Why is this such a great opportunity? The professional feedback alone is worth the effort. But as any of you who’ve tried querying know, it’s hard to get an agent’s attention when they get hit with mountains of submissions daily. This is like stepping to the front of the line for consideration. Sure, it’s no guarantee, but front of the line, people!

My mentor is Marieke Nijkamp and you’d think we were destined to be mentor and mentee from the beginning. Both of us have rabid loves of all things geek, especially Doctor Who. I knew, however, when she was getting my obscure Captain Planet references we were a good match. She gave me great feedback, but I feel like I should explain. It’s one thing to get typo corrections and sentence structure feedback, which is important. But Marieke really dug into the heart of my book. It was like having my subconscious coming out and telling me the weaknesses of my story. The best part was she didn’t tell me this is how you must fix the manuscript. She told me more what she believed I was going for and where she thought it was week and what she thought could help fix problems.

Point being, I didn’t really disagree with anything. I really felt like she’d given SHADE a fair shake and helped me see things my subconscious had tried to tell me all along. And I really like where things went from there. I can’t believe how much SHADE has come along, and I’m proud of where it stands now. Thanks so much Marieke! And Happy Birthday tomorrow!

If only all our birthdays could be as awesome as this!

So tomorrow’s the day. I encourage you to visit the YA Misfits blog to see the pitches of yours truly as well as other mentees. I think it’s good to see how they pitched things to learn how good pitches are made.

The alternates’ pitches are being hosted on the blogs of Kimberly, Dee, FizzyGrrl, Mónica, and Brenda, which you should definitely take a look at as well. These are all strong stories. And if Pitch Wars isn’t what makes it for them, I’m sure you’ll see them in publication down the road via another route very soon. I know an agent would be crazy not to take a look at my the pitches of my friends Brian (The Key to Eden) and Kati & Heidi (Mystic Cooking).

Wish us all luck tomorrow! 🙂

Update

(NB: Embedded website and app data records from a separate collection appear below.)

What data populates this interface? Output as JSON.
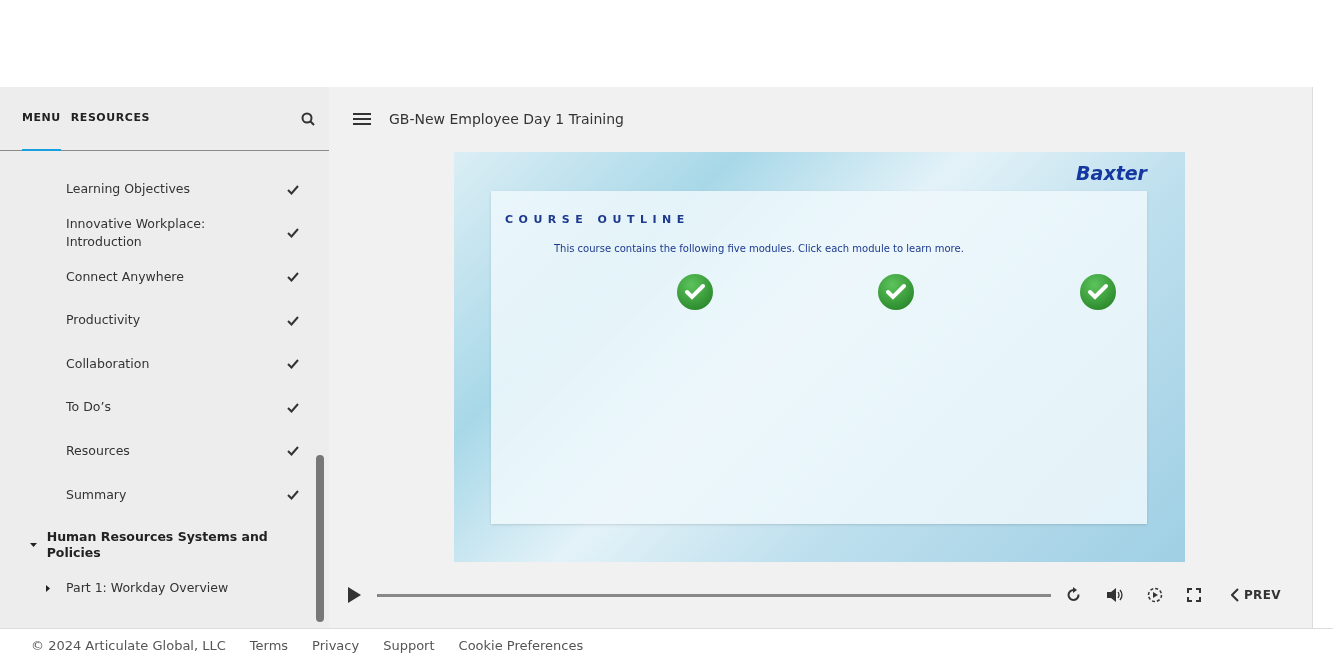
{
  "sidebar": {
    "tabs": [
      {
        "label": "MENU",
        "selected": true
      },
      {
        "label": "RESOURCES",
        "selected": false
      }
    ],
    "items": [
      {
        "kind": "lesson",
        "label": "Learning Objectives",
        "completed": true
      },
      {
        "kind": "lesson",
        "label": "Innovative Workplace: Introduction",
        "completed": true
      },
      {
        "kind": "lesson",
        "label": "Connect Anywhere",
        "completed": true
      },
      {
        "kind": "lesson",
        "label": "Productivity",
        "completed": true
      },
      {
        "kind": "lesson",
        "label": "Collaboration",
        "completed": true
      },
      {
        "kind": "lesson",
        "label": "To Do’s",
        "completed": true
      },
      {
        "kind": "lesson",
        "label": "Resources",
        "completed": true
      },
      {
        "kind": "lesson",
        "label": "Summary",
        "completed": true
      },
      {
        "kind": "section",
        "label": "Human Resources Systems and Policies",
        "expanded": true,
        "children": [
          {
            "kind": "subsection",
            "label": "Part 1: Workday Overview",
            "expanded": false
          }
        ]
      }
    ]
  },
  "course": {
    "title": "GB-New Employee Day 1 Training"
  },
  "slide": {
    "logo": "Baxter",
    "heading": "COURSE OUTLINE",
    "intro": "This course contains the following five modules. Click each module to learn more.",
    "modules": [
      {
        "completed": true
      },
      {
        "completed": true
      },
      {
        "completed": true
      }
    ]
  },
  "player": {
    "level": 0.002,
    "prev_label": "PREV"
  },
  "footer": {
    "copyright": "© 2024 Articulate Global, LLC",
    "links": [
      "Terms",
      "Privacy",
      "Support",
      "Cookie Preferences"
    ]
  }
}
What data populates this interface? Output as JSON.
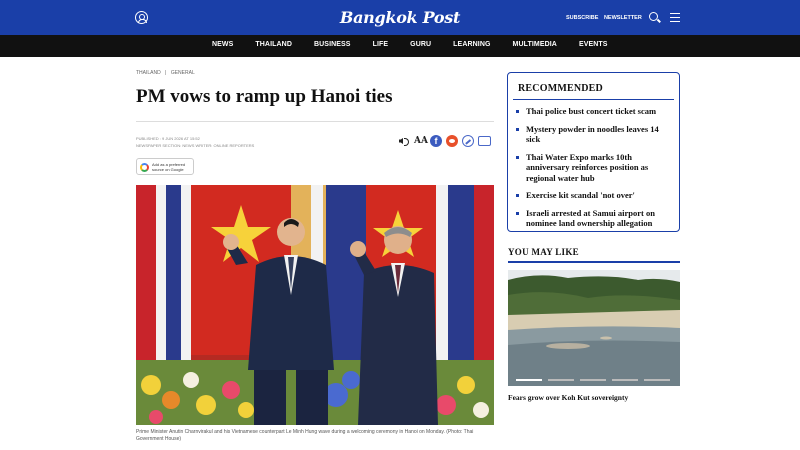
{
  "header": {
    "logo": "Bangkok Post",
    "subscribe": "SUBSCRIBE",
    "newsletter": "NEWSLETTER",
    "icons": [
      "user-icon",
      "search-icon",
      "menu-icon"
    ]
  },
  "nav": {
    "items": [
      "NEWS",
      "THAILAND",
      "BUSINESS",
      "LIFE",
      "GURU",
      "LEARNING",
      "MULTIMEDIA",
      "EVENTS"
    ]
  },
  "article": {
    "breadcrumb": [
      "THAILAND",
      "GENERAL"
    ],
    "breadcrumb_sep": "|",
    "headline": "PM vows to ramp up Hanoi ties",
    "published": "PUBLISHED : 9 JUN 2026 AT 15:52",
    "section": "NEWSPAPER SECTION: NEWS     WRITER: ONLINE REPORTERS",
    "google_badge": [
      "Add as a preferred",
      "source on Google"
    ],
    "share_icons": [
      "audio-icon",
      "font-size-icon",
      "facebook-icon",
      "reddit-icon",
      "link-icon",
      "comment-icon"
    ],
    "caption": "Prime Minister Anutin Charnvirakul and his Vietnamese counterpart Le Minh Hung wave during a welcoming ceremony in Hanoi on Monday. (Photo: Thai Government House)"
  },
  "recommended": {
    "title": "RECOMMENDED",
    "items": [
      "Thai police bust concert ticket scam",
      "Mystery powder in noodles leaves 14 sick",
      "Thai Water Expo marks 10th anniversary reinforces position as regional water hub",
      "Exercise kit scandal 'not over'",
      "Israeli arrested at Samui airport on nominee land ownership allegation"
    ]
  },
  "you_may_like": {
    "title": "YOU MAY LIKE",
    "caption": "Fears grow over Koh Kut sovereignty"
  },
  "colors": {
    "brand_blue": "#1a3fa8",
    "nav_black": "#111111"
  }
}
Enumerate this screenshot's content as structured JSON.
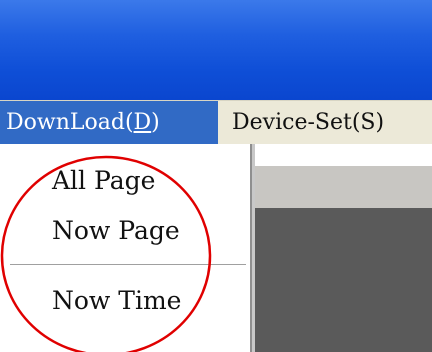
{
  "window": {
    "titlebar_color": "#0a46cf"
  },
  "menubar": {
    "items": [
      {
        "label_main": "DownLoad(",
        "label_mnemonic": "D",
        "label_end": ")",
        "active": true
      },
      {
        "label": "Device-Set(S)",
        "active": false
      }
    ],
    "active_color": "#316ac5"
  },
  "dropdown": {
    "items": [
      {
        "label": "All Page"
      },
      {
        "label": "Now Page"
      },
      {
        "label": "Now Time"
      }
    ]
  },
  "annotation": {
    "shape": "circle",
    "color": "#e00000"
  }
}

This week I’m heading off to the Backspace Writers Conference in New York City.  I had hoped to leave you with some more meaty posts before going, but I’ve been steadily preparing for the conference which includes professional feedback on my query letter, the first pages of the first chapter, and the first 10 pages of the novel.  I’m looking forward to learning how I can continue to improve my writing.  And I’m looking forward to all the networking I’ll be able to do, hopefully with some agents, but I suspect mostly with other writers (whom I love meeting).

I plan to post notes here on what I learned and impressions I came away with.  I may even throw in a few photos of fun things I did while in New York.  (Sadly, the Statue of Liberty won’t be one of them, it’s technically closed for renovations…  I mean, yes, you can go to Liberty Island, but can’t go in?  No thanks!).

I’ve been to a smaller writers conference and also came away with feedback (very helpful) and networked with writers (also very helpful, as they may know things you don’t).  But I think the big ones are best saved until you’re ready to handle feedback professionally, and that takes developing thick skin.  So for all you thin-skinned writers out there–start working up to it.

What do you think about writers conferences?  Helpful?  Not?  Post the details in the comments below.